  19. Keller S, Bann CM, Dodd SL, Schein J, Mendoza TR, Cleeland CS. Validity of the brief pain inventory for use in documenting the outcomes of patients with noncancer pain. Clin J Pain 2004;20(5):309-318. [CrossRef] [Medline]
  20. Kroenke K, Spitzer RL, Williams JB. The Patient Health Questionnaire-2: validity of a two-item depression screener. Med Care 2003 Nov;41(11):1284-1292. [CrossRef] [Medline]
  21. Kroenke K, Spitzer RL, Williams JB, Monahan PO, Löwe B. Anxiety disorders in primary care: prevalence, impairment, comorbidity, and detection. Ann Intern Med 2007 Mar 6;146(5):317-325. [Medline]
  22. Thompson ER. Development and validation of an internationally reliable short-form of the Positive and Negative Affect Schedule (PANAS). J Cross-Cult Psychol 2016 Jul 26;38(2):227-242. [CrossRef]
  23. Laugwitz B, Held T, Schrepp M. Construction and evaluation of a user experience questionnaire. In: Holzinger A, editor. HCI and Usability for Education and Work. USAB 2008. Lecture Notes in Computer Science, Vol 5298. Berlin, Heidelberg: Springer; 2008:63-76.
  24. Attkisson CC, Zwick R. The client satisfaction questionnaire. Psychometric properties and correlations with service utilization and psychotherapy outcome. Eval Program Plann 1982;5(3):233-237. [Medline]
  25. Devilly GJ, Borkovec TD. Psychometric properties of the credibility/expectancy questionnaire. J Behav Ther Exp Psychiatry 2000 Jun;31(2):73-86. [Medline]
  26. QSR International.   URL: [accessed 2021-05-21]
  27. Gale NK, Heath G, Cameron E, Rashid S, Redwood S. Using the framework method for the analysis of qualitative data in multi-disciplinary health research. BMC Med Res Methodol 2013;13:117 [FREE Full text] [CrossRef] [Medline]
  28. Fereday J, Muir-Cochrane E. Demonstrating rigor using thematic analysis: a hybrid approach of inductive and deductive coding and theme development. Int J Qual Methods 2016 Nov 29;5(1):80-92. [CrossRef]
  29. Vranceanu A, Riklin E, Merker VL, Macklin EA, Park ER, Plotkin SR. Mind-body therapy via videoconferencing in patients with neurofibromatosis: an RCT. Neurology 2016 Aug 23;87(8):806-814. [CrossRef] [Medline]
  30. Wantland DJ, Portillo CJ, Holzemer WL, Slaughter R, McGhee EM. The effectiveness of web-based vs. non-web-based interventions: a meta-analysis of behavioral change outcomes. J Med Internet Res 2004 Nov 10;6(4):e40 [FREE Full text] [CrossRef] [Medline]
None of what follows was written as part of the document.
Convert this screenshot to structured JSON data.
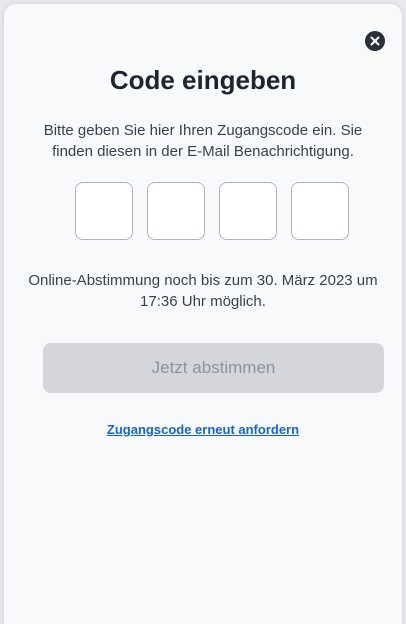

3RP-NF: Relaxation Response Resiliency Program for Neurofibromatosis
CRC: clinical research coordinator
CTF: Children’s Tumor Foundation
DoD: Department of Defense
NF: neurofibromatosis
NF-Web: Neurofibromatosis-Web
PI: principal investigator
QoL: quality of life
RCT: randomized controlled trial
REDCap: Research Electronic Data Capture

Edited by G Eysenbach; This paper was externally peer-reviewed by the Neurofibromatosis Northeast Medical and Science Committee, and internally peer-reviewed by H Oh and C Hudak. See the Multimedia Appendix for the external peer-review report; submitted 03.02.21; accepted 12.05.21; published 10.06.21


©Ethan Gabriel Lester, Sarah Whitall Hopkins, Paula Jean Popok, Ana-Maria Vranceanu. Originally published in JMIR Research Protocols (, 10.06.2021.

This is an open-access article distributed under the terms of the Creative Commons Attribution License (, which permits unrestricted use, distribution, and reproduction in any medium, provided the original work, first published in JMIR Research Protocols, is properly cited. The complete bibliographic information, a link to the original publication on, as well as this copyright and license information must be included.